1. Worry is often rational and planned, whereas anxiety is irrational and unplanned
Think about the above situation. You haven’t studied for the test which is happening the next day, and are therefore worried. There’s a cause-effect relationship between the issue (not having studied for the test) and the response (being worried about whether you would fail). This is a rational reaction and is necessary to get you to start understanding the urgency of the situation and take action. But in the case of anxiety, there might not be this cause-effect path. It's when you worry excessively about failing the test, even when you’ve studied and revised the topics. Or that your pen would stop working midway through the test, or any number of distant possibilities, that are not an immediate threat. And unlike worry, anxiety doesn’t always need a cause in the first place. It can flare up, almost spontaneously, when you least expect it.
2. The stress factor
Stress is the physiological aspect of anxiety. Worry is usually associated with only minor physical symptoms such as a nervous stomach. But when worry becomes distorted, compulsive, and stuck in a repetitive cycle, it develops into anxiety, and this has several physiological manifestations such as increased heart rate, sweating, trembling, gastrointestinal issues like diarrhea, lack of appetite, nausea, insomnia, etc. These symptoms are persistent and are often triggered during an anxiety episode.
3. Worry goes away, but anxiety does not
As mentioned before, worry is often a reaction to a real or forthcoming hurdle. And more often than not, you stop worrying once that problem is resolved. Take for eg., you haven’t prepared for your upcoming test. You worry about the possibility of failure, and therefore
study harder than ever that night. You manage to finish the topics for the test. This usually removes the worry and the emotions such as fear associated with the issue at hand. But when it comes to anxiety, solving the problem doesn’t take the stress and compulsive thoughts away. Since anxiety is not specific to a problem, there’s an unfounded, impending sense of doom, constantly lingering in your mind.
4. Anxiety can affect normal daily functioning, unlike worry
Worrying about a problem doesn’t usually affect your quality of life and how you function in your daily activities. But it’s a different story when it comes to anxiety. With the physiological stress responses at play, on top of the deformed and compulsive thought patterns, anxiety can be exhausting and frequently impairs the way you function. You feel disinterested and unable to even do the day-to-day chores or work.
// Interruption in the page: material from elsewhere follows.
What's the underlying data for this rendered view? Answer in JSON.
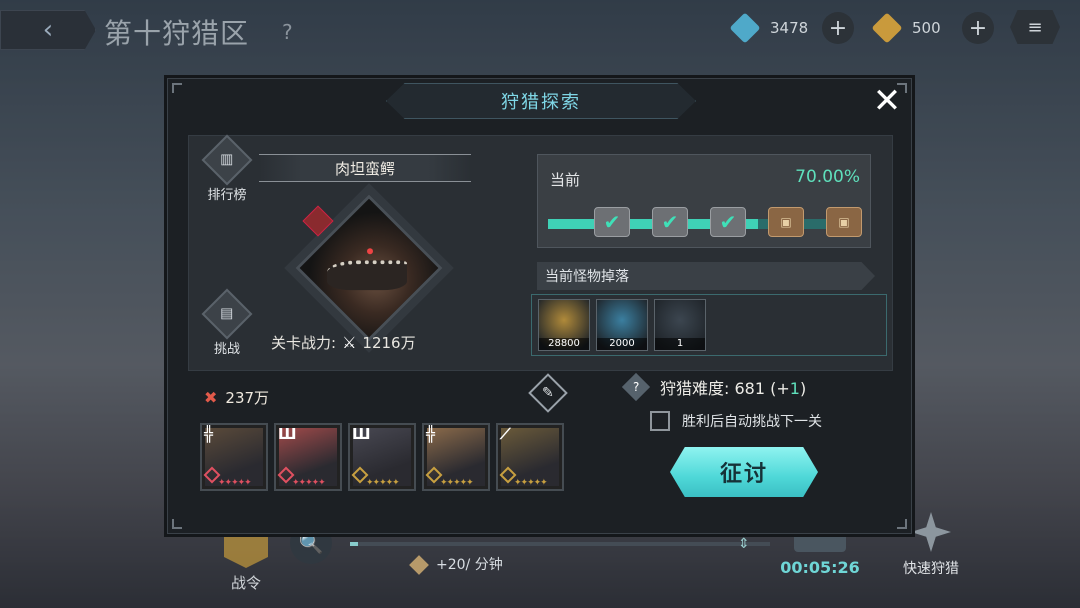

If you feel that you are constantly worried, often without a cause, or that you are experiencing physical effects of stress, know that it is not just in your head and that it could be an anxiety disorder. Get in touch with a professional, who can help you understand the problem, and improve your state of mind and the overall quality of your life.